Note each line of the entries that includes "level". Then copy those lines.

===== Available data =====

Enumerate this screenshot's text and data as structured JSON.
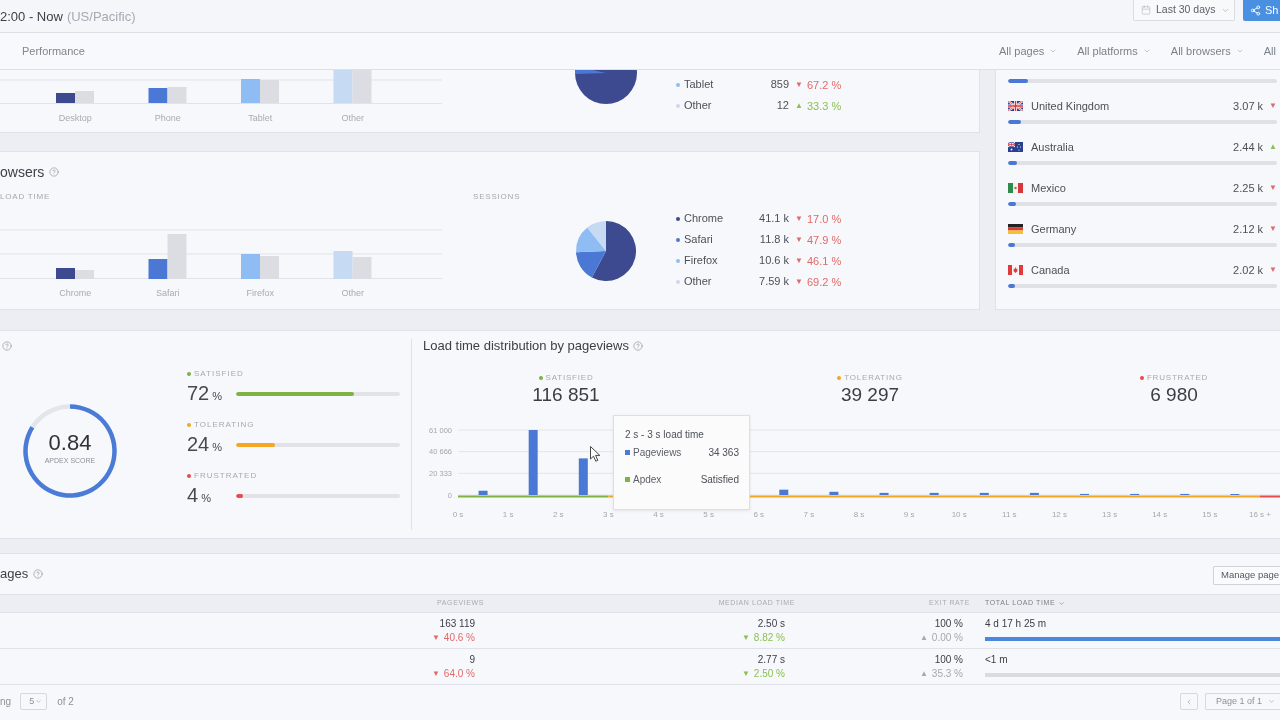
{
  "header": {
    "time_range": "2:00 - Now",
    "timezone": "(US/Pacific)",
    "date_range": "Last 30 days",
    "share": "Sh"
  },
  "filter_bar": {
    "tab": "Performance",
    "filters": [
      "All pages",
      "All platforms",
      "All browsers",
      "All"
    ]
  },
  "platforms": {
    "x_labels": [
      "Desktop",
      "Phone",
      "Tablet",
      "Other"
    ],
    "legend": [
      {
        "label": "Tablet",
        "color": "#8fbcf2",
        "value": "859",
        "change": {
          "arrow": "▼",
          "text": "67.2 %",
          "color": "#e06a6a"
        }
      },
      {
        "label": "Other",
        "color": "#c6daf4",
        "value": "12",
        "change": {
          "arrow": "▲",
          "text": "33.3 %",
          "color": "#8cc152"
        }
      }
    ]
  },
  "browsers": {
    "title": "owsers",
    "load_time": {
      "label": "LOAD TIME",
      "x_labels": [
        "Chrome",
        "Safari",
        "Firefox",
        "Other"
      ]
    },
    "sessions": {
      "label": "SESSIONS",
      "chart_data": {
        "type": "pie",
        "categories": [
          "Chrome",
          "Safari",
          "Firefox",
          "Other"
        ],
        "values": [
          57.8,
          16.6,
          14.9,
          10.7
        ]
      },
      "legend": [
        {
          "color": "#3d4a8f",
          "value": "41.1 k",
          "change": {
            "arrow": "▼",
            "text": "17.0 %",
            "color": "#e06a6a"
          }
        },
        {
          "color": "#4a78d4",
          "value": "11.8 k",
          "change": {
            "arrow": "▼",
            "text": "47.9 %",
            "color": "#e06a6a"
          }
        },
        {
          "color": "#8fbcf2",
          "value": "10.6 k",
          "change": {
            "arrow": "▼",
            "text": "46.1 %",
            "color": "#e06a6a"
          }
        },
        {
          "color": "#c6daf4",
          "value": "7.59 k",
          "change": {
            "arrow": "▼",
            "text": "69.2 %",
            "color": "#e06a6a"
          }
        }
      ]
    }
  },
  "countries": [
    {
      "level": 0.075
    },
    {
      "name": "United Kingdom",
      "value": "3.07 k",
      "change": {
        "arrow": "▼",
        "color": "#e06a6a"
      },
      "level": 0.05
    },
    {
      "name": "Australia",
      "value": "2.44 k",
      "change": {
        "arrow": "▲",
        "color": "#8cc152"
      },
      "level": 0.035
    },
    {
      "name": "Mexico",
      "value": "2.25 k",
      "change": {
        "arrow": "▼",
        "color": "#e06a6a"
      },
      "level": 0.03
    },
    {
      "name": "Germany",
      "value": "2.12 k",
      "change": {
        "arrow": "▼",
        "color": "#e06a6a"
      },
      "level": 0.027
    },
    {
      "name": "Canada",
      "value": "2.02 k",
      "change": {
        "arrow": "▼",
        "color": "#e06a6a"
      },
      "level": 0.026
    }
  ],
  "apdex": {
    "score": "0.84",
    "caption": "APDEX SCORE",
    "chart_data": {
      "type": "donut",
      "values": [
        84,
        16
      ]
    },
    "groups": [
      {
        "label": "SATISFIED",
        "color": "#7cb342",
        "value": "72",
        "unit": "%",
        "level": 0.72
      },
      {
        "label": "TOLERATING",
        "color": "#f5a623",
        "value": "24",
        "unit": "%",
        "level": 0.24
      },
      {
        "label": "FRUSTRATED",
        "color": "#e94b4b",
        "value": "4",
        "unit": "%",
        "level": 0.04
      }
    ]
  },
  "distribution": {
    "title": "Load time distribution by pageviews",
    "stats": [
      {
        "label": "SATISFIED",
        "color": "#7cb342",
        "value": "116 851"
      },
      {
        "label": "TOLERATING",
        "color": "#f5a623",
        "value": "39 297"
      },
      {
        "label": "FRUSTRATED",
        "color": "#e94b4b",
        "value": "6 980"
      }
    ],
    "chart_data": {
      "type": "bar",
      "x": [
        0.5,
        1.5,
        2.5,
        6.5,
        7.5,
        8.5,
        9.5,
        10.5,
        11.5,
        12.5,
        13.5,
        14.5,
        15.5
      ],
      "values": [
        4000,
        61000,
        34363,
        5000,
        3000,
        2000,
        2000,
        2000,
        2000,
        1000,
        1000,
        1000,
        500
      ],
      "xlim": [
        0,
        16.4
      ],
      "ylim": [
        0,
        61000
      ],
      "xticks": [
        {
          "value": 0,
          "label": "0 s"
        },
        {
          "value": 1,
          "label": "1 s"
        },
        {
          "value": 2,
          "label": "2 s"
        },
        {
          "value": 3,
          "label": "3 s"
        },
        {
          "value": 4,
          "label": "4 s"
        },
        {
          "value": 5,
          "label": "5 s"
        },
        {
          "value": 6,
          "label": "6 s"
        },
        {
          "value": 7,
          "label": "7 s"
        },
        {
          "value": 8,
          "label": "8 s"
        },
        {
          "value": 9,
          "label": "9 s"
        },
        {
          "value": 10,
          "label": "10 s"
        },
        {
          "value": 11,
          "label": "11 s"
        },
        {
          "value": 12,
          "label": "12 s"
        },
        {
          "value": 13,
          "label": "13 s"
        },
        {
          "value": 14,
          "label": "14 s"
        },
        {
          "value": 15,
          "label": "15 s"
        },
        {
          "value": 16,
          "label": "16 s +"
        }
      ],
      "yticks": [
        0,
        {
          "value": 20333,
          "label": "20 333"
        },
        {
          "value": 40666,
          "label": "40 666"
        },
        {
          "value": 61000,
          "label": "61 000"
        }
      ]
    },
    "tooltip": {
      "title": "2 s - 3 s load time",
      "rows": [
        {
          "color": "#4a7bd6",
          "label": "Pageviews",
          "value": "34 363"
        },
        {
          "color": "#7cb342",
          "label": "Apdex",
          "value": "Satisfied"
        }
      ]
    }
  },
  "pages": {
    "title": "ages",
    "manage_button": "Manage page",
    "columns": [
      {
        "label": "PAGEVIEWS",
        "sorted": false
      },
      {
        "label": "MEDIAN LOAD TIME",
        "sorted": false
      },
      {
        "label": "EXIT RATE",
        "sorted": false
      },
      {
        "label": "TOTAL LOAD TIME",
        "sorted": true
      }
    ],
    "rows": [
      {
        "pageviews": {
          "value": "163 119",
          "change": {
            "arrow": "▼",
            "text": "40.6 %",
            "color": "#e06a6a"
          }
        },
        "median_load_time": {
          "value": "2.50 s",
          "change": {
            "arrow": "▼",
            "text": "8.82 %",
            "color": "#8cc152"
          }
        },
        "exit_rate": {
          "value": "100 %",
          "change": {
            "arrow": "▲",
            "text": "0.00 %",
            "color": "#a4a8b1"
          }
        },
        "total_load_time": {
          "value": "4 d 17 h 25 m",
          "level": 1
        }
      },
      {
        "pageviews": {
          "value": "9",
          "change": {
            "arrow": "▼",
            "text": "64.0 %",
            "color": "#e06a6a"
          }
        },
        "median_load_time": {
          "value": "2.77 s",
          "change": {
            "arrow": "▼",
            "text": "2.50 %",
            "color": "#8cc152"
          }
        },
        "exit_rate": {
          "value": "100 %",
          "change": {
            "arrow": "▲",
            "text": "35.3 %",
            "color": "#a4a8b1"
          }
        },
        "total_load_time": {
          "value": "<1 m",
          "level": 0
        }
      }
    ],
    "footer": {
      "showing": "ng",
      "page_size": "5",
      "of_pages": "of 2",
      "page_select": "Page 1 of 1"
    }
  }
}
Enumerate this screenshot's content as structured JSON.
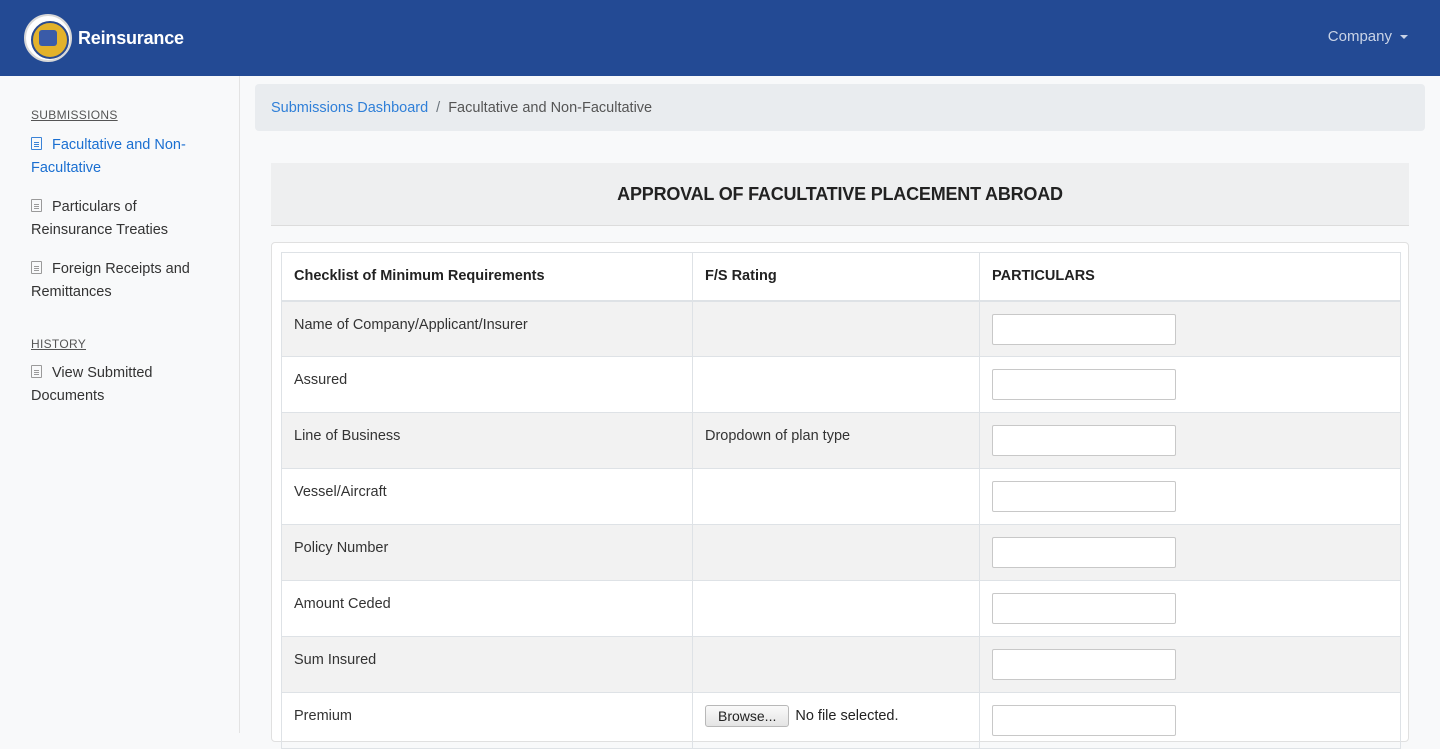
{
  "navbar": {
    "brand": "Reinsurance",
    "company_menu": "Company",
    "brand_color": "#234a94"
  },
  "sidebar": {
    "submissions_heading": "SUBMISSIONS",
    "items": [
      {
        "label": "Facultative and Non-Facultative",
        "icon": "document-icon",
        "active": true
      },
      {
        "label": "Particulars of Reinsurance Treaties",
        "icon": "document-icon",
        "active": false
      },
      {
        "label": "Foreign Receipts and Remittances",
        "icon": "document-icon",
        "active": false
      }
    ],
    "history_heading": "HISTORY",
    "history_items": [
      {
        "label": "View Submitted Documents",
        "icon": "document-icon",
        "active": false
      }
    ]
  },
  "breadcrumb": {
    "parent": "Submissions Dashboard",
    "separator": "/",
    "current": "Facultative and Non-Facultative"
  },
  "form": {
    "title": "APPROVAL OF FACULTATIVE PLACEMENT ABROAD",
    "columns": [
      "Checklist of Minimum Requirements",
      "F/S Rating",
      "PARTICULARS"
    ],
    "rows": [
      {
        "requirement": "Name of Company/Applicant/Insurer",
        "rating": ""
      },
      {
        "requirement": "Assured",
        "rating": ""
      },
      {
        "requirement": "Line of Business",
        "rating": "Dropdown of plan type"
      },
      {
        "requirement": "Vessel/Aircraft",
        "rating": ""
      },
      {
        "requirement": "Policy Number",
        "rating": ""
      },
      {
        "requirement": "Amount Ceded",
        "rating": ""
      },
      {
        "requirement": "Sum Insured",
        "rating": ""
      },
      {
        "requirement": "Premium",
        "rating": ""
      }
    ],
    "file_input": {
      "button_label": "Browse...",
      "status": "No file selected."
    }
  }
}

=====

Exercise answer:
      "level": 0.075
      "level": 0.05
      "level": 0.035
      "level": 0.03
      "level": 0.027
      "level": 0.026
        "level": 0.72
        "level": 0.24
        "level": 0.04
          "level": 1
          "level": 0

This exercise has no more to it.